Listed entries:
* * * *

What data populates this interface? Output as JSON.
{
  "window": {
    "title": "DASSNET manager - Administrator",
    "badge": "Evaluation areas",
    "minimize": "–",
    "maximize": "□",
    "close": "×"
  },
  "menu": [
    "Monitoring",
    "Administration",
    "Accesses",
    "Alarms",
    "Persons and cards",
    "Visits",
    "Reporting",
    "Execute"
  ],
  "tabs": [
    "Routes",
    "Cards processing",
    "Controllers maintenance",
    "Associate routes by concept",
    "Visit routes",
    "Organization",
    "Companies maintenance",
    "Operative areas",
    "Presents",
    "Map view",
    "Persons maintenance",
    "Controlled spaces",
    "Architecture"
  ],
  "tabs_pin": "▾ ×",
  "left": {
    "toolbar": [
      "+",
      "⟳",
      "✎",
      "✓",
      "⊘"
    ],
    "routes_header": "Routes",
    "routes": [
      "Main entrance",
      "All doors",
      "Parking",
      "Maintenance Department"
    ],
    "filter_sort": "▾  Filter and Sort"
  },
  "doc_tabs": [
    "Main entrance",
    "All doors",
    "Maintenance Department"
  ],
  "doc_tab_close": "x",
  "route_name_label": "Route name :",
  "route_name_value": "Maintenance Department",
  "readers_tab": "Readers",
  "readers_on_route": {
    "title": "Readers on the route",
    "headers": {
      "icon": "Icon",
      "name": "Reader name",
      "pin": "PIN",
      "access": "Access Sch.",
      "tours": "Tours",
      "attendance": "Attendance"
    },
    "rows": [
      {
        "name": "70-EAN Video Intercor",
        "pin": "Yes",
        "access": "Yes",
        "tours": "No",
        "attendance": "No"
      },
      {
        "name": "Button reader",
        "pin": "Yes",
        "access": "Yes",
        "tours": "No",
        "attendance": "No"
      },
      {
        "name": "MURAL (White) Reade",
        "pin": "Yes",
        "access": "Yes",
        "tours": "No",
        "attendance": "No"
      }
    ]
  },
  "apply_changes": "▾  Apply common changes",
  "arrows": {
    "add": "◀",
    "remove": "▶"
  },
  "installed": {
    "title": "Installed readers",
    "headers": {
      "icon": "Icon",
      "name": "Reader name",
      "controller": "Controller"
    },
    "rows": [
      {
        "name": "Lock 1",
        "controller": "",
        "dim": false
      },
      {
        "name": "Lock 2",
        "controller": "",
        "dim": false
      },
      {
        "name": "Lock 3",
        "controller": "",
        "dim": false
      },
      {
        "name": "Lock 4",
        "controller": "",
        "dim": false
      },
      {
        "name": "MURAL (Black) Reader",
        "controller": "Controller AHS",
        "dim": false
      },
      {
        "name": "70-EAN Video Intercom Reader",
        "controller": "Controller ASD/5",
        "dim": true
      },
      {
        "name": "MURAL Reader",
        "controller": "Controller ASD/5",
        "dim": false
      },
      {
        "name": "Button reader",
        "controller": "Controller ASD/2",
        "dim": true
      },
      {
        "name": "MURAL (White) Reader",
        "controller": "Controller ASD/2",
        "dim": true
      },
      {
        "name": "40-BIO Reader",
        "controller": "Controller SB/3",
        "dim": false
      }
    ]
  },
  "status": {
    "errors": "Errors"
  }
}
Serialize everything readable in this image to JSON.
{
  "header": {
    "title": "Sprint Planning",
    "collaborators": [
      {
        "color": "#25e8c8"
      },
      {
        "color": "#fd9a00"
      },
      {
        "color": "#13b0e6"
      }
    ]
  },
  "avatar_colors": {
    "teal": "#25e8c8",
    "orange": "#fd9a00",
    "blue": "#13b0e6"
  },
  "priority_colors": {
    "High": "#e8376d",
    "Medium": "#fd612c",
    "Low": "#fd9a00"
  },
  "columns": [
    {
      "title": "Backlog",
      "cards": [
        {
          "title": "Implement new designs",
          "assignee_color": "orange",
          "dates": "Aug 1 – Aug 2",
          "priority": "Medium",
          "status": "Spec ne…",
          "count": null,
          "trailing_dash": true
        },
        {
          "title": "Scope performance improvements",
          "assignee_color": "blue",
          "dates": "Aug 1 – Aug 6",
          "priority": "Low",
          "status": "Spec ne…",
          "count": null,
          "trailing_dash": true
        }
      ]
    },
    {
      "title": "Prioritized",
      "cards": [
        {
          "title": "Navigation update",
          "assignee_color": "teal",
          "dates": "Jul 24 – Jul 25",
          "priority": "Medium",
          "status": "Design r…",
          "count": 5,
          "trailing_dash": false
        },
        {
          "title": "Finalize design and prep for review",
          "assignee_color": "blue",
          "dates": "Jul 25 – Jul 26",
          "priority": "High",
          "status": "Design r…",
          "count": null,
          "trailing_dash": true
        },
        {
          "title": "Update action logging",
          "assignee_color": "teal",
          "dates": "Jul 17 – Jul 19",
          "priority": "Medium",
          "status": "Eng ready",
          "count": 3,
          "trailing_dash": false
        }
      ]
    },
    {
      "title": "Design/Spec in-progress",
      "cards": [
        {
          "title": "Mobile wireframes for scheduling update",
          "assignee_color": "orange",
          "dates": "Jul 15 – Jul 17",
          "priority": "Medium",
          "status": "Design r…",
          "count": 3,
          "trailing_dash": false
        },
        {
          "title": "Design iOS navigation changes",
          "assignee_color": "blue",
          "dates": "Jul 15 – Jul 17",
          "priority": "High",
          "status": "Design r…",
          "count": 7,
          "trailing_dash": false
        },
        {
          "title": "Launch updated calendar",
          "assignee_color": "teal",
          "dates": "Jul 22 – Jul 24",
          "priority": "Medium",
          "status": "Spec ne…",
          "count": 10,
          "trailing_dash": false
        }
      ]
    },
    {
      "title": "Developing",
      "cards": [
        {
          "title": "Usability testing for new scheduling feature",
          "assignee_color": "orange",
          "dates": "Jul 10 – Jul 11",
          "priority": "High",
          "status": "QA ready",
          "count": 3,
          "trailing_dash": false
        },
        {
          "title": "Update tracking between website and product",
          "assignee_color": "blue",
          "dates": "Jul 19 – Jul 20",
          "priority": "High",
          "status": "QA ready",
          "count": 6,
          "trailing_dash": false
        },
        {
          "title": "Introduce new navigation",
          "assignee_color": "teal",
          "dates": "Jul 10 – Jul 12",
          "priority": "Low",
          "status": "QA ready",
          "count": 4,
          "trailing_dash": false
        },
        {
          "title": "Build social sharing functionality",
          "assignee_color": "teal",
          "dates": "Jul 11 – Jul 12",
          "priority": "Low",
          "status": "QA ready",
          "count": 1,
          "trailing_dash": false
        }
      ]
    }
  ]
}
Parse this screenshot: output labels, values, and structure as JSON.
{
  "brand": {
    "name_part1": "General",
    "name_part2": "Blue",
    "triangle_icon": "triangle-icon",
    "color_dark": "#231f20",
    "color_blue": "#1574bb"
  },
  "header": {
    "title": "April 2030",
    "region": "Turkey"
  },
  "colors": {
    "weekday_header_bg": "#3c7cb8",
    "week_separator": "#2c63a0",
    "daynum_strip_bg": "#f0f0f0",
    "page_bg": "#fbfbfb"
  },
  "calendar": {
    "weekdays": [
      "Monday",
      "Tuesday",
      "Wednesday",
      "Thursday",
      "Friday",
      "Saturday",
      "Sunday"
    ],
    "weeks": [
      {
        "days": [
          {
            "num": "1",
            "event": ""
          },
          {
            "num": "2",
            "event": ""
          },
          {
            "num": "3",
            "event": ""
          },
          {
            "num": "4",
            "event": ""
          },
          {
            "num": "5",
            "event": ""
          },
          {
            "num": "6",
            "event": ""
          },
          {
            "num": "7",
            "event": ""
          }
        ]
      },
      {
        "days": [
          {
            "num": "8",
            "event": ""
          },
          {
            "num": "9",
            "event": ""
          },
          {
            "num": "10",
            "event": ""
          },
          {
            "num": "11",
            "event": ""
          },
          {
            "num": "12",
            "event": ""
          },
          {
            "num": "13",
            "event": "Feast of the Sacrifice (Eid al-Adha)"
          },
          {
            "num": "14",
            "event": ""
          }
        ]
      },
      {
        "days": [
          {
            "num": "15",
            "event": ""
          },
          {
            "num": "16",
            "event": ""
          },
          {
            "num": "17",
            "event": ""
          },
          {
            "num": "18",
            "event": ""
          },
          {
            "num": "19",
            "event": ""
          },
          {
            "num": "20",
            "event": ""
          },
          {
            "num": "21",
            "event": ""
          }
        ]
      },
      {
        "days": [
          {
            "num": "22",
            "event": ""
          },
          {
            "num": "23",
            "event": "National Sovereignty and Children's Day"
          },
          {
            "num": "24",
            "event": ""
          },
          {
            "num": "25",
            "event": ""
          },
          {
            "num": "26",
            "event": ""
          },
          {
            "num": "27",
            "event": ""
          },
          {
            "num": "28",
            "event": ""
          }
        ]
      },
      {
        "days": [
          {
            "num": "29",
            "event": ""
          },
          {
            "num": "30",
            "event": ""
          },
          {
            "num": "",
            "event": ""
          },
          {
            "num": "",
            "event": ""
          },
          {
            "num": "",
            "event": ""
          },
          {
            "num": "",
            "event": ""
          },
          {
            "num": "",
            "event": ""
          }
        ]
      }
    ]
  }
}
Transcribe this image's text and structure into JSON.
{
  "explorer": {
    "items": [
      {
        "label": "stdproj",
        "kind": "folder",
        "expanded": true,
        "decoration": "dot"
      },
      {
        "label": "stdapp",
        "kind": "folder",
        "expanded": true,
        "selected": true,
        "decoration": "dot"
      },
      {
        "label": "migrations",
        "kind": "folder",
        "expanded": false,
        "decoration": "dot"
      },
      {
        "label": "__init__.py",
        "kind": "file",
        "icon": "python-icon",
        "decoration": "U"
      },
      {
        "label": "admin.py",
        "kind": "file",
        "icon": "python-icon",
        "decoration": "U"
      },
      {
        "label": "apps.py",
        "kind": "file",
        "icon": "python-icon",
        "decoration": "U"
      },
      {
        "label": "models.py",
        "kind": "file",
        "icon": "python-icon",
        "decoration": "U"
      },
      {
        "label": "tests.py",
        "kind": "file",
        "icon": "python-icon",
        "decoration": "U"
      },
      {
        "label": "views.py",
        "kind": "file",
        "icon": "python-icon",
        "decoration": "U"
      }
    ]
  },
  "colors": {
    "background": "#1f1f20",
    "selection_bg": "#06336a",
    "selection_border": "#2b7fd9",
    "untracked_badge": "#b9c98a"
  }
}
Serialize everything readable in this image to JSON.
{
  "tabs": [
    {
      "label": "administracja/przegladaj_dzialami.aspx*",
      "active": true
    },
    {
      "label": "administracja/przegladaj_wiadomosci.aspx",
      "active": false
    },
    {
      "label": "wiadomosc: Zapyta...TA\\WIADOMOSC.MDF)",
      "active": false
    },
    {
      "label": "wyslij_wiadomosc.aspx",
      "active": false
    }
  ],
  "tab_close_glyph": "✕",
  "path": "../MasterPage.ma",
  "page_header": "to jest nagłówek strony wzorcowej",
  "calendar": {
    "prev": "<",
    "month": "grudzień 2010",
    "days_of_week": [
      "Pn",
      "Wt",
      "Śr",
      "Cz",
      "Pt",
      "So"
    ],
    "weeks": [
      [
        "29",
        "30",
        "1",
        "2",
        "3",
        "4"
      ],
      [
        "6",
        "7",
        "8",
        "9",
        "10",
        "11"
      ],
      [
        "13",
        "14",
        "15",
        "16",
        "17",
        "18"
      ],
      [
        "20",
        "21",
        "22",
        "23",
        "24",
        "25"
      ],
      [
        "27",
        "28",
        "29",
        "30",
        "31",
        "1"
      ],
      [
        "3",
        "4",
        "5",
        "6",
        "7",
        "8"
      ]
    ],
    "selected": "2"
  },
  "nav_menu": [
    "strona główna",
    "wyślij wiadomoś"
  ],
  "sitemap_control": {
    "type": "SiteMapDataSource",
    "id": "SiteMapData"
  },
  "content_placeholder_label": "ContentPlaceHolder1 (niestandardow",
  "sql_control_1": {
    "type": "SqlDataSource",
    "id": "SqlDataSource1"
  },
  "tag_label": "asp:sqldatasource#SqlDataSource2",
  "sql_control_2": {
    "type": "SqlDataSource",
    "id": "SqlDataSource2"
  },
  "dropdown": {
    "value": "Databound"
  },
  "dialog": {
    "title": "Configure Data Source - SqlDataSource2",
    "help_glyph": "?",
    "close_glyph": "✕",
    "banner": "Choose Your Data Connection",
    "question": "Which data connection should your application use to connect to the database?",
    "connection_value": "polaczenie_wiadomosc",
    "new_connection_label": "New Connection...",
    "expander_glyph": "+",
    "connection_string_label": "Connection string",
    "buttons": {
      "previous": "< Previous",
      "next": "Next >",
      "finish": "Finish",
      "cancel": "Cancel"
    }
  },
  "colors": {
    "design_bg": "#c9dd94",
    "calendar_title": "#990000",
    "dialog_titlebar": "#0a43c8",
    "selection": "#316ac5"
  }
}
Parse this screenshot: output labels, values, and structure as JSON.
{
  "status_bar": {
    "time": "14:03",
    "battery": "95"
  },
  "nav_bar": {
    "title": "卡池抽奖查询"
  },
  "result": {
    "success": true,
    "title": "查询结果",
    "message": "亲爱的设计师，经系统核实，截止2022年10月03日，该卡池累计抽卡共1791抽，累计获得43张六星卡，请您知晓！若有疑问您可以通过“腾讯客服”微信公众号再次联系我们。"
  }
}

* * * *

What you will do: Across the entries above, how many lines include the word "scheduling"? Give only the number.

Answer for this exercise: 2